No other race of beings have caused the Doctor as much pain as the Daleks. If they're not torturing him physically and emotionally, they're spreading their horror and destruction throughout the whole of creation, utterly relentless and unforgiving in their pursuit of total domination. No matter how many times they're defeated, they always return and survive to plague the Time Lord, his loved ones and the universe forever and ever. He lost his people and home world of Gallifrey to them in the Time War, he lost both his soul mate Rose Tyler and his best mate/big sister Donna Noble fighting them...
They are unquestionably his greatest enemies. Because as the Doctor himself has said, "They survive. They ALWAYS survive, while I lose everything."
In the 2009 series of Doctor Who novels, we have Prisoner of the Daleks by Trevor Baxendale. Taking place after the tragic Journey's End, this is set in the twilight year of the Tenth Doctor. For the first time in a long time, he is truly alone with no companion, friends or family to comfort him. With Davros, Caan and the Dalek race presently presumed completely destroyed, the Doctor finds himself trapped in a moment of history before the Time War. The Dalek Empire is rapidly growing in power, locked in fierce war with the human race. Before long, the Doctor finds himself caught-up in the conflict with a pack of Dalek bounty hunters...and a terrifying, insidious scheme that threatens to unravel everything the Doctor ever knew.
Hands down, Prisoner of the Daleks is the greatest Doctor Who novel I have ever read. There have been a lot of cracking tales in this series of hardbacks but Baxendale has delivered here in a way no other author has, and it's not just because the Daleks are here to whet fans' appetites. Baxendale has written a gripping and major story, complete with a total and faithful understanding of everything the word 'Dalek' means.
Aside from being action-filled, the novel is complete with plenty of tension, horrors and terrific scares. It's certainly one of the darkest and more violent Who novels that's been written and like any good Dalek story, there's tremendous pain, sacrifice and heartfelt losses for the Doctor and all involved as they try to overcome the raging, virtually invincible Dalek machine.

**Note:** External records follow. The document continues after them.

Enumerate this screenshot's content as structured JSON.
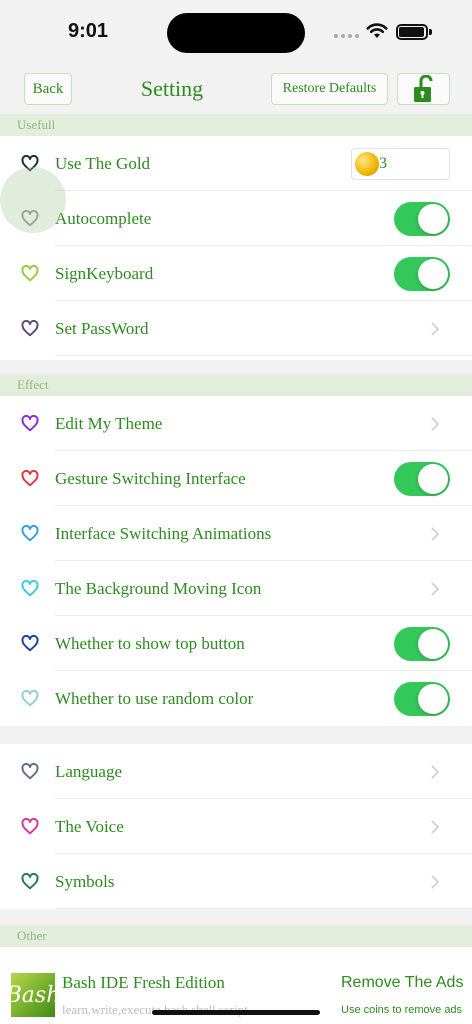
{
  "status_bar": {
    "time": "9:01",
    "icons": [
      "cellular-dots-icon",
      "wifi-icon",
      "battery-icon"
    ]
  },
  "nav": {
    "back_label": "Back",
    "title": "Setting",
    "restore_label": "Restore Defaults",
    "lock_icon": "unlock-icon",
    "accent": "#2e8b1f"
  },
  "sections": {
    "usefull": {
      "header": "Usefull",
      "rows": [
        {
          "label": "Use The Gold",
          "heart_color": "#1b2a33",
          "control": "gold-field",
          "value": "3"
        },
        {
          "label": "Autocomplete",
          "heart_color": "#9a8f86",
          "control": "toggle",
          "on": true
        },
        {
          "label": "SignKeyboard",
          "heart_color": "#8fce3a",
          "control": "toggle",
          "on": true
        },
        {
          "label": "Set PassWord",
          "heart_color": "#5a4a73",
          "control": "chevron"
        }
      ]
    },
    "effect": {
      "header": "Effect",
      "rows": [
        {
          "label": "Edit My Theme",
          "heart_color": "#8a2bd8",
          "control": "chevron"
        },
        {
          "label": "Gesture Switching Interface",
          "heart_color": "#e0353b",
          "control": "toggle",
          "on": true
        },
        {
          "label": "Interface Switching Animations",
          "heart_color": "#2f9fe0",
          "control": "chevron"
        },
        {
          "label": "The Background Moving Icon",
          "heart_color": "#3ec8e8",
          "control": "chevron"
        },
        {
          "label": "Whether to show top button",
          "heart_color": "#1a3ea8",
          "control": "toggle",
          "on": true
        },
        {
          "label": "Whether to use random color",
          "heart_color": "#8fd3c8",
          "control": "toggle",
          "on": true
        }
      ]
    },
    "misc": {
      "rows": [
        {
          "label": "Language",
          "heart_color": "#5e6f8c",
          "control": "chevron"
        },
        {
          "label": "The Voice",
          "heart_color": "#d8339a",
          "control": "chevron"
        },
        {
          "label": "Symbols",
          "heart_color": "#1a7a5e",
          "control": "chevron"
        }
      ]
    },
    "other": {
      "header": "Other"
    }
  },
  "ad": {
    "logo_text": "Bash",
    "title": "Bash IDE Fresh Edition",
    "subtitle": "learn,write,execute bash shell script",
    "remove_title": "Remove The Ads",
    "remove_sub": "Use coins to remove ads"
  },
  "colors": {
    "accent": "#2e8b1f",
    "section_bg": "#e2eedb",
    "toggle_on": "#34c759"
  }
}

In terms of writing style, Trevor Baxendale is a real expert. His narrative and pacing are perfect. The plot and characters develop naturally and comfortably, gradually unravelling to reveal so many wonderful layers to everything present. It's a magnificent adventure that spans across the universe with the circumstances revealing all to be what they truly are. The journey is made all the more satisfying, thanks to Baxendale's brilliant vocabulary and dialogue, touching upon so much on morals and humanity, and some terrific, subtle references/nods to major notable events in Dalek history, like `Dalek', `The Dalek Invasion of Earth', `Genesis of the Daleks', `The Chase' and `Remembrance of the Daleks' (to name only a few).
The whole spirit of both the Doctor and the Daleks has been captured perfectly by the writer. Naturally, the Tenth Doctor is the heart and soul of the story and you can really feel for him here. Feeling so alone and longing for someone like Martha or Donna, knowing that his actions here before the Time War could jeopardize the future, his helplessness at times in face of the Daleks and his reluctant human allies, and his morals and ideals being sorely tested. Yet somehow managing to maintain his excellent humour and optimism, as well as being the courageous genius throughout who refuses to cave in.
The Daleks are once again shown to be the ultimate antagonists with their cold ruthlessness, their immense power and lethal ability, their dangerous cunning and intellect, and the enormous fascination they radiate. One can wonder how they could have been used so well for this story, but Baxendale has done just that. The plot is typical Dalek desire to conquer time and space, full of dark, credible machinations and high stakes. Even though the future is known, it doesn't alter the high stakes here in any way. As such, it makes the plot truly believable and more intense.
The Daleks' callous disregard for all non-Dalek life still makes them all the more despicable and effective villains. The reader will once again wonder how one survive, let alone stand against them. Baxendale also presents wonderful insights into more Dalek philosophy and individuality through Dalek X, the primary antagonist of the story that matches the same notoriety of the Dalek Emperor, the Supreme Dalek and the Cult of Skaro.
And finally, the supporting cast. The author has once again succeeded here, making each one of the Dalek bounty hunters someone to really care about. Jon Bowman, Koral, Cuttin' Edge, Scrum and Stella all have wonderful distinctive depth and identity to call their own. Each have their own chemistry and relationship with each other, the Doctor and the Daleks, making for some absolutely excellent interaction all-round. There are many heartbreaks as the story unfolds, which again speaks highly of Baxendale's ability to rattle the reader to the very core.
I can't fault this novel. I really can't. Doctor Who: Prisoner of the Daleks is absolutely essential for all fans. What makes the read even more amazing is that it makes one wonder what a televised version of this brilliant story would be like. I'd definitely be up for it. If you can only get ONE Doctor Who novel, it would have to be this one without any hesitation.